Galilee Diary #598, December 26, 2012
Jews in Israel are given the opportunity to bring economic, social
and political issues into the center of their religious consciousness.
The moral quality of the army, social and economic disparities and
deprivations, the exercise of power moderated by moral sensitivities,
attitudes toward minorities, foreign workers, the stranger, tolerance
and freedom of conscience all these are areas that challenge our sense
of covenantal responsibility.
-Rabbi David Hartman
My electoral activity has generally been limited to modest
contributions, and voting. But a year or so ago I was convinced by the
"Pluralism Lobby" to join one of the major parties, on the assumption
that if a lot of us liberal Jews did so, we could influence the parties'
platforms or at least their selection of Knesset members. In Israel,
there are local municipality elections, and there are national
elections. In the latter, one does not vote for candidates for any
office, but simply casts one vote for one of the twenty or so parties;

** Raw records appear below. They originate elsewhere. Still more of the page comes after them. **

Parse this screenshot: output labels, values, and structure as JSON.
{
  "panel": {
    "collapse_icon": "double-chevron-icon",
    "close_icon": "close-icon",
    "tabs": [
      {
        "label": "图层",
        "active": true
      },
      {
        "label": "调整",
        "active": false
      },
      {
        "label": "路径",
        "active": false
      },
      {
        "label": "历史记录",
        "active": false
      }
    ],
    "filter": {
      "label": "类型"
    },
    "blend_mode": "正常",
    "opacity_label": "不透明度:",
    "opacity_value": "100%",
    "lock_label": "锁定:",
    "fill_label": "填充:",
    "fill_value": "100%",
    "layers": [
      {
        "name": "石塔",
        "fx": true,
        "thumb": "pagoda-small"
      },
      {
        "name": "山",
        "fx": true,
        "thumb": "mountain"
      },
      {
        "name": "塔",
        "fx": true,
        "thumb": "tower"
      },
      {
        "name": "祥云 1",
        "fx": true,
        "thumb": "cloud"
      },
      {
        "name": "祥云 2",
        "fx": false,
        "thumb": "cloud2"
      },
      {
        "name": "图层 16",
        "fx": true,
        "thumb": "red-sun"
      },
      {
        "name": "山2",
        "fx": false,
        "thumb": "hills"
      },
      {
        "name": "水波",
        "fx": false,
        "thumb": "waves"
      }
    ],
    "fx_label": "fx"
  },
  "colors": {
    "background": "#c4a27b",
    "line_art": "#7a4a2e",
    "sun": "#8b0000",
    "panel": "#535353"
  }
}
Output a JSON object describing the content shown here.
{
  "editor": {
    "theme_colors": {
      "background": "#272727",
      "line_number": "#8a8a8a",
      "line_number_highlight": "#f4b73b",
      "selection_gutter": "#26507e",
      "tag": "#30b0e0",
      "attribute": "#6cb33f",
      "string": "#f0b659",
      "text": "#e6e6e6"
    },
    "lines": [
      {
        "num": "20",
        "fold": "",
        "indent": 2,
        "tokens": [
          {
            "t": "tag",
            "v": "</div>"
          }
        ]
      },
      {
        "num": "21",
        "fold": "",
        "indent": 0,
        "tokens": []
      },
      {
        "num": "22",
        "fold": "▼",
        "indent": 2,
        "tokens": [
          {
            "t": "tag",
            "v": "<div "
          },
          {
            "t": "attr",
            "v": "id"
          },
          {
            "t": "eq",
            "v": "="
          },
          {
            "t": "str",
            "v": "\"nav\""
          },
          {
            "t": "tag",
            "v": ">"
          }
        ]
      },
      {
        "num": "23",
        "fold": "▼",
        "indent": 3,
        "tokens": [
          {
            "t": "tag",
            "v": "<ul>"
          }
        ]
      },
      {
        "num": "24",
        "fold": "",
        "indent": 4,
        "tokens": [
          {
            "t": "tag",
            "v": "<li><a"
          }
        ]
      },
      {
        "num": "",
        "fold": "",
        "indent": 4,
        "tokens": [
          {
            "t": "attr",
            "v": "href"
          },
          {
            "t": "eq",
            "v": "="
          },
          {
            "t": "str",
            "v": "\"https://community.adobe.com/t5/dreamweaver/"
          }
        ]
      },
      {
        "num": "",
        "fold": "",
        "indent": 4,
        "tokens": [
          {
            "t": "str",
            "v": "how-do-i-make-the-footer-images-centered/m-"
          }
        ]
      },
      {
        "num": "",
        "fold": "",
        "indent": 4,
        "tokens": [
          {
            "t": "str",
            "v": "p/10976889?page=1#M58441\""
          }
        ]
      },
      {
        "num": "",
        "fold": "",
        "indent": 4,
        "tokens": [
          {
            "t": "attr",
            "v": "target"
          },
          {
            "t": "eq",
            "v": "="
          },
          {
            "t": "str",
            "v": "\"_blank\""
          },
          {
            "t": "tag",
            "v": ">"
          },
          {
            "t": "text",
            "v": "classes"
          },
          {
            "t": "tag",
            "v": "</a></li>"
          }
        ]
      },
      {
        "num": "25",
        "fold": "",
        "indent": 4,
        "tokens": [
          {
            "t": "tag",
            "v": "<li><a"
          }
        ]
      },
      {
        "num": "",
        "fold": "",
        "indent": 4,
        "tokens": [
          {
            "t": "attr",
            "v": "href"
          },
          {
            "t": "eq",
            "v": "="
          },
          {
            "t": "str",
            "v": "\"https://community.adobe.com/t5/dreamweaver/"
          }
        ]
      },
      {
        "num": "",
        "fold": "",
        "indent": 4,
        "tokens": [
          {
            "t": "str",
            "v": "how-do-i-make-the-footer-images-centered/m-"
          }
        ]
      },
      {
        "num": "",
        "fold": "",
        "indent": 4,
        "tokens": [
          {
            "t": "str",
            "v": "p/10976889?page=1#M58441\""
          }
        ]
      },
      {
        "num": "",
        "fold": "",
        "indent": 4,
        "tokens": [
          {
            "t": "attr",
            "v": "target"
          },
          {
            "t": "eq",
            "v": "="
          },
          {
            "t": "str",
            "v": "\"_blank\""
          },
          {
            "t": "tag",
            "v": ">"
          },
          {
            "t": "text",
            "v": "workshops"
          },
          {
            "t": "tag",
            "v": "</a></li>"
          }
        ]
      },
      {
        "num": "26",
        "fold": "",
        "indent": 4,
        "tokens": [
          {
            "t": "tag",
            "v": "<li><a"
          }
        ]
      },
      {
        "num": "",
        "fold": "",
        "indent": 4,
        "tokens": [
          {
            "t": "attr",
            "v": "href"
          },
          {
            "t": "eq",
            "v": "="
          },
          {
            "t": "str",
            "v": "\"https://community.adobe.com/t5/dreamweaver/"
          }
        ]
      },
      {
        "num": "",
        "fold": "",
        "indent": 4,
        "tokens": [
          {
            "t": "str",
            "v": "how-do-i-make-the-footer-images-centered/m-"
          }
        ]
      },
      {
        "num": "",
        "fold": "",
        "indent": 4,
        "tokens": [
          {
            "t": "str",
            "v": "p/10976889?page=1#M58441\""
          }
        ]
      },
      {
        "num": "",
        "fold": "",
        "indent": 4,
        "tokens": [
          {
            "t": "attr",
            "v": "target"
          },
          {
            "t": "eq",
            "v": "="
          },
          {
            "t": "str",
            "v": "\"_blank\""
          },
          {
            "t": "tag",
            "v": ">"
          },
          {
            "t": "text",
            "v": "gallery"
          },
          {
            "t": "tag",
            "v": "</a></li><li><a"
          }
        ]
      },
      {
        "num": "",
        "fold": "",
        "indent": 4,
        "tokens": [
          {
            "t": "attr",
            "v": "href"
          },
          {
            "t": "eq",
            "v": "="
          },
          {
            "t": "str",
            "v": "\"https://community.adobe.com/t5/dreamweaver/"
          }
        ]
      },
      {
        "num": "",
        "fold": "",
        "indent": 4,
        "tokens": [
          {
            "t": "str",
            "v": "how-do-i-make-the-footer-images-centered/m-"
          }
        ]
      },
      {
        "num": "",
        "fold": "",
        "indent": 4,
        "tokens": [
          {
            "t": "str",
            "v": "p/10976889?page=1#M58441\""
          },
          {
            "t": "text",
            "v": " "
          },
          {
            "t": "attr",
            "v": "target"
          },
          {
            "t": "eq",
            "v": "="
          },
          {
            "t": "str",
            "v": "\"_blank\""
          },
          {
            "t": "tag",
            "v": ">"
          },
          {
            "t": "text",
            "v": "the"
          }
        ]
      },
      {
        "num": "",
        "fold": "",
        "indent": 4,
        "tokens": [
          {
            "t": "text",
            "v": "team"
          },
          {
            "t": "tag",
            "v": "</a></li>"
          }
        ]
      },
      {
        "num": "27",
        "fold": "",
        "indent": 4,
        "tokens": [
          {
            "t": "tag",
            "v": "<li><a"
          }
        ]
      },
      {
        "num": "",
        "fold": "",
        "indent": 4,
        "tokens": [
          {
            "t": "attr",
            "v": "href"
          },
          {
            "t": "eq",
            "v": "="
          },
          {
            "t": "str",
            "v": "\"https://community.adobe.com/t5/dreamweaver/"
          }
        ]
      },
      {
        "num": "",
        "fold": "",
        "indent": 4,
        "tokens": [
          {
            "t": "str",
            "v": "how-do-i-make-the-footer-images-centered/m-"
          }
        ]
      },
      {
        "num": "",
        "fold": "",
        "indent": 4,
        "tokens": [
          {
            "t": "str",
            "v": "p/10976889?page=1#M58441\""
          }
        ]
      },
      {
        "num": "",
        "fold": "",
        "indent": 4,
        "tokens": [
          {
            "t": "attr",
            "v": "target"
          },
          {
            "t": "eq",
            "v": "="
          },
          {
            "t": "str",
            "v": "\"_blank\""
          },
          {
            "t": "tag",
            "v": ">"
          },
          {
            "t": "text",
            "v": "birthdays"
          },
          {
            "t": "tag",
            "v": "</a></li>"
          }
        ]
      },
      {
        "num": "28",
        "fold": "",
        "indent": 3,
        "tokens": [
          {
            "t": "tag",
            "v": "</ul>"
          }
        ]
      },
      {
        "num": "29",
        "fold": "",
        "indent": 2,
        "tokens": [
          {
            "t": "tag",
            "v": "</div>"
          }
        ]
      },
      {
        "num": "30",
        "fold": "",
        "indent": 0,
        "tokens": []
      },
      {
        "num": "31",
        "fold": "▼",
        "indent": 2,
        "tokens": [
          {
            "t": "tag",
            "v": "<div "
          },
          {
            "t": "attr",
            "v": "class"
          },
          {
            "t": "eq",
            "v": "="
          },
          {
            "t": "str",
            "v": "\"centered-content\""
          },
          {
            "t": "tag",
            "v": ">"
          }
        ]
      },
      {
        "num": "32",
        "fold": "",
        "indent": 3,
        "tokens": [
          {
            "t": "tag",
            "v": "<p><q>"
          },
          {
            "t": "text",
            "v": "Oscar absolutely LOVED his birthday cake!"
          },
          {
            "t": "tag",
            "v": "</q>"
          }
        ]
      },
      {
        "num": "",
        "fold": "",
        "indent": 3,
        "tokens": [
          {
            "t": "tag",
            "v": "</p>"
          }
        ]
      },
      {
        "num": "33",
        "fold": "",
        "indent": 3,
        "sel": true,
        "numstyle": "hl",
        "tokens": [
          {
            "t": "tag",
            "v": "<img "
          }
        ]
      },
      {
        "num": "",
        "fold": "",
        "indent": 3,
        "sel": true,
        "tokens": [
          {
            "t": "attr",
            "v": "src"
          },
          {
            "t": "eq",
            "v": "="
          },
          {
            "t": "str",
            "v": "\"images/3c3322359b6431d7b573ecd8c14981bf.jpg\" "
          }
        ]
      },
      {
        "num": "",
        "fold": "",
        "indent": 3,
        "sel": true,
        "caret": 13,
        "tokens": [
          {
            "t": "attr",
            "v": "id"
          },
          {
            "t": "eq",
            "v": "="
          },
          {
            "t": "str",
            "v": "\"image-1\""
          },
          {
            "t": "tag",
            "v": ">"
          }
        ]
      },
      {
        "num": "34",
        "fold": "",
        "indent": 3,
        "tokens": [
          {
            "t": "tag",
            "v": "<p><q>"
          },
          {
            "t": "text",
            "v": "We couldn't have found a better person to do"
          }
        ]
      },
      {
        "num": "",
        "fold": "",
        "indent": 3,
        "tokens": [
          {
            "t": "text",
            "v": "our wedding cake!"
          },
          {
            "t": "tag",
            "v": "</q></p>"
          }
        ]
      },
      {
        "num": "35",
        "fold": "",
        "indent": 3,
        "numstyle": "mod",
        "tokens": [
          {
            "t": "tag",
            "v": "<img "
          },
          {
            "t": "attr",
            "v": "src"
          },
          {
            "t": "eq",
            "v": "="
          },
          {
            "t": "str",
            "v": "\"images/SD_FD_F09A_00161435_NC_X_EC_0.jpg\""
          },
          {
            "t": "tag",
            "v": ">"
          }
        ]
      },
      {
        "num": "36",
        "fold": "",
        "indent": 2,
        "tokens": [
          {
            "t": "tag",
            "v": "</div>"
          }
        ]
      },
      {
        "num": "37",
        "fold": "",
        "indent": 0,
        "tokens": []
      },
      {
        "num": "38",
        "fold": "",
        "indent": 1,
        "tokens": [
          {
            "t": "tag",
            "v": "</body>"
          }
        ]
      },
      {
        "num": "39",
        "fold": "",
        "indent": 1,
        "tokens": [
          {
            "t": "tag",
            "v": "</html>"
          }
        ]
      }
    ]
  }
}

the number of seats in the Knesset assigned to each party (out of 120
total) is proportional to the party's share of the national popular
that national elections are scheduled for Jan. 22, the parties are

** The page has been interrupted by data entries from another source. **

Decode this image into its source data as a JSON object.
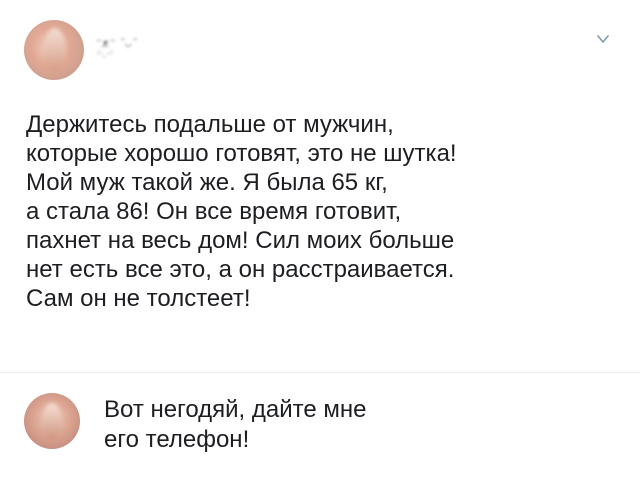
{
  "post": {
    "author_name": "ᵔᴥᵔ ˘ᴗ˘",
    "author_handle": "ꜝ˘ᵕ˘ꜝ",
    "menu_icon": "chevron-down-icon",
    "text": "Держитесь подальше от мужчин,\nкоторые хорошо готовят, это не шутка!\nМой муж такой же. Я была 65 кг,\nа стала 86! Он все время готовит,\nпахнет на весь дом! Сил моих больше\nнет есть все это, а он расстраивается.\nСам он не толстеет!"
  },
  "reply": {
    "text": "Вот негодяй, дайте мне\nего телефон!"
  },
  "colors": {
    "text": "#1c1e21",
    "muted": "#8a8d91",
    "divider": "#e6ecf0",
    "icon": "#8899a6"
  }
}
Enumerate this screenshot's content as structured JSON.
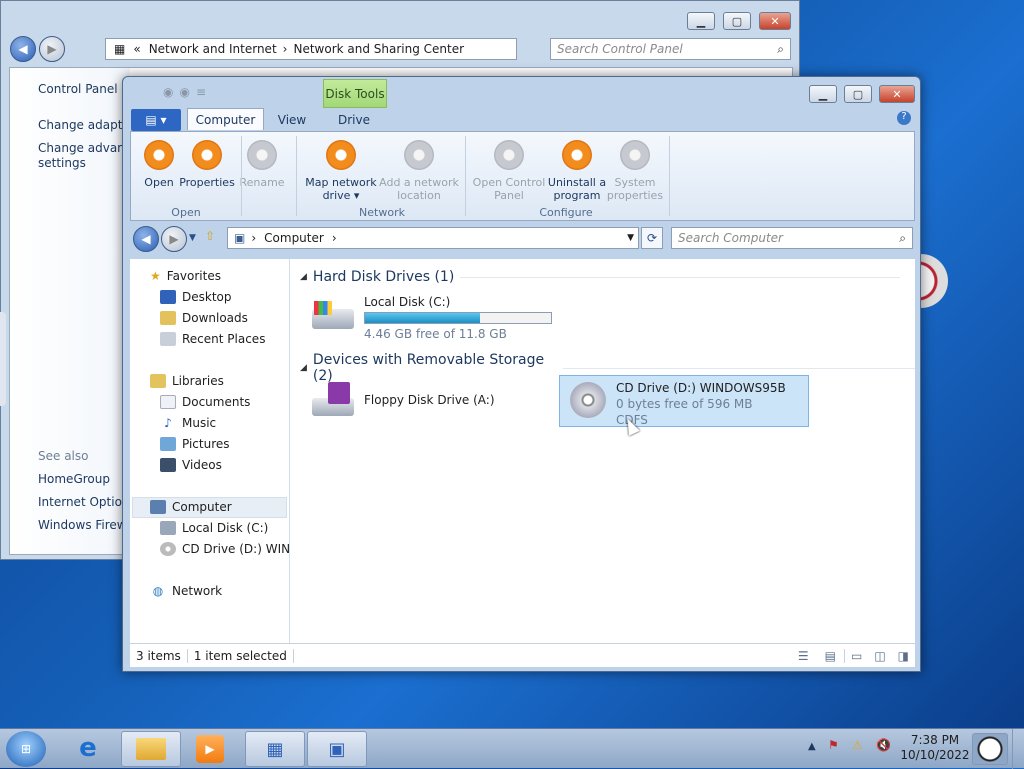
{
  "bg_window": {
    "address": {
      "chevrons": "«",
      "crumbs": [
        "Network and Internet",
        "Network and Sharing Center"
      ]
    },
    "search_placeholder": "Search Control Panel",
    "side_links": [
      "Control Panel H",
      "Change adapter",
      "Change advance",
      "settings"
    ],
    "see_also_title": "See also",
    "see_also": [
      "HomeGroup",
      "Internet Options",
      "Windows Firewa"
    ]
  },
  "window": {
    "contextual_tab_group": "Disk Tools",
    "tabs": [
      "Computer",
      "View",
      "Drive"
    ],
    "ribbon": {
      "open_group": {
        "label": "Open",
        "buttons": [
          "Open",
          "Properties",
          "Rename"
        ]
      },
      "network_group": {
        "label": "Network",
        "buttons": [
          [
            "Map network",
            "drive ▾"
          ],
          [
            "Add a network",
            "location"
          ]
        ]
      },
      "configure_group": {
        "label": "Configure",
        "buttons": [
          [
            "Open Control",
            "Panel"
          ],
          [
            "Uninstall a",
            "program"
          ],
          [
            "System",
            "properties"
          ]
        ]
      }
    },
    "address": {
      "crumb": "Computer"
    },
    "search_placeholder": "Search Computer",
    "nav": {
      "favorites": "Favorites",
      "favorites_items": [
        "Desktop",
        "Downloads",
        "Recent Places"
      ],
      "libraries": "Libraries",
      "libraries_items": [
        "Documents",
        "Music",
        "Pictures",
        "Videos"
      ],
      "computer": "Computer",
      "computer_items": [
        "Local Disk (C:)",
        "CD Drive (D:) WINDC"
      ],
      "network": "Network"
    },
    "groups": [
      {
        "title": "Hard Disk Drives (1)"
      },
      {
        "title": "Devices with Removable Storage (2)"
      }
    ],
    "drives": {
      "c": {
        "name": "Local Disk (C:)",
        "free": "4.46 GB free of 11.8 GB",
        "used_fraction": 0.62
      },
      "a": {
        "name": "Floppy Disk Drive (A:)"
      },
      "d": {
        "name": "CD Drive (D:) WINDOWS95B",
        "free": "0 bytes free of 596 MB",
        "fs": "CDFS"
      }
    },
    "status": {
      "items": "3 items",
      "selected": "1 item selected"
    }
  },
  "taskbar": {
    "time": "7:38 PM",
    "date": "10/10/2022"
  }
}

getting organized. The larger parties hold primaries, in which
registered members vote to create a prioritized list of candidates; then
if the party gets, say 15 seats, the top 15 on its list will fill the
seats. Smaller parties tend to use other methods (e.g., smoke-filled
rooms) to create their lists.
So I joined the Labor party, whose primary was held recently. There
were 83 candidates for what most polls predict as somewhere around 15-20
likely seats (though there can of course be surprises). For the two
weeks before the election I was bombarded with text messages and robot
calls, urging me to vote for particular candidates. Since the majority
of the candidates were people of whom I had never heard, newcomers to
the national political scene, these uninformative slogans were more
annoying than helpful; it got so I stopped saying hello when answering
my phone, waiting a few seconds to hear if a recording would start to
The night before the election I sat down with the booklet of brief
biographies of and statements by the candidates and made my slate (you
had to vote for between 8 and 12). Of course, I might not even have
participated in the process, feeling that my selection was superficial
and un-serious (and considering I'm not at all sure if I will vote for
Labor in the general election), had it not been for that fact that one
of the candidates was Rabbi Gilad Kariv, the executive director of the
Israeli Reform Movement.
One can complain about the unholy entanglement of religion and
politics in Israel, which has led to the disenfranchisement of liberal
Judaism or one can accept the reality of that entanglement and try to
make the best of it. We complain about the nationalistic and anti-modern
voices of Orthodox rabbis in the Knesset so why not counter them with
the democratic and humane voices of liberal rabbis there? If we believe
that our Judaism is a source of ethical values, then it shouldn't be
separated from politics, but should be involved in the politics of the
Jewish state. If we want our understanding of Jewish values to resonate
in the corridors of power here, then we have to work hard to gain access
to those corridors.
So that's why I voted in the primary.
Rabbi Kariv ended up 25th in vote count, but was bumped to 28 on the
list because of slots reserved for various geographic, ethnic, and
gender groups. A pretty long shot, but we're definitely on the map. And
we'll be back.